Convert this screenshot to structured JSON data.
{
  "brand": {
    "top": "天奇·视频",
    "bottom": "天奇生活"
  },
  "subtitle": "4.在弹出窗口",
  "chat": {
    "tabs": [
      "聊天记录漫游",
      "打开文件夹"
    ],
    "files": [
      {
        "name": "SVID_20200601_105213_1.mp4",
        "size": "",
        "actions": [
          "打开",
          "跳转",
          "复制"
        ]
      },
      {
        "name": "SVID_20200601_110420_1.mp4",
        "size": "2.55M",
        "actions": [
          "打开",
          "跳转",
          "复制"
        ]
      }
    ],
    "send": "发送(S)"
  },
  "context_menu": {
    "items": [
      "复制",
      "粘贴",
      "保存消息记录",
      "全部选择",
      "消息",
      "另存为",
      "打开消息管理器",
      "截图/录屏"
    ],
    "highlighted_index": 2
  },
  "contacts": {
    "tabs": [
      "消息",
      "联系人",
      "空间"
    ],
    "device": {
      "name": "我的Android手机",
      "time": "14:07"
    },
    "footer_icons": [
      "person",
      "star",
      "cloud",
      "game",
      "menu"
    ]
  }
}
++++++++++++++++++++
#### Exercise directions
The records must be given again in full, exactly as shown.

#### Written reply
Convert this screenshot to structured JSON data.
{
  "brand": {
    "top": "天奇·视频",
    "bottom": "天奇生活"
  },
  "subtitle": "4.在弹出窗口",
  "chat": {
    "tabs": [
      "聊天记录漫游",
      "打开文件夹"
    ],
    "files": [
      {
        "name": "SVID_20200601_105213_1.mp4",
        "size": "",
        "actions": [
          "打开",
          "跳转",
          "复制"
        ]
      },
      {
        "name": "SVID_20200601_110420_1.mp4",
        "size": "2.55M",
        "actions": [
          "打开",
          "跳转",
          "复制"
        ]
      }
    ],
    "send": "发送(S)"
  },
  "context_menu": {
    "items": [
      "复制",
      "粘贴",
      "保存消息记录",
      "全部选择",
      "消息",
      "另存为",
      "打开消息管理器",
      "截图/录屏"
    ],
    "highlighted_index": 2
  },
  "contacts": {
    "tabs": [
      "消息",
      "联系人",
      "空间"
    ],
    "device": {
      "name": "我的Android手机",
      "time": "14:07"
    },
    "footer_icons": [
      "person",
      "star",
      "cloud",
      "game",
      "menu"
    ]
  }
}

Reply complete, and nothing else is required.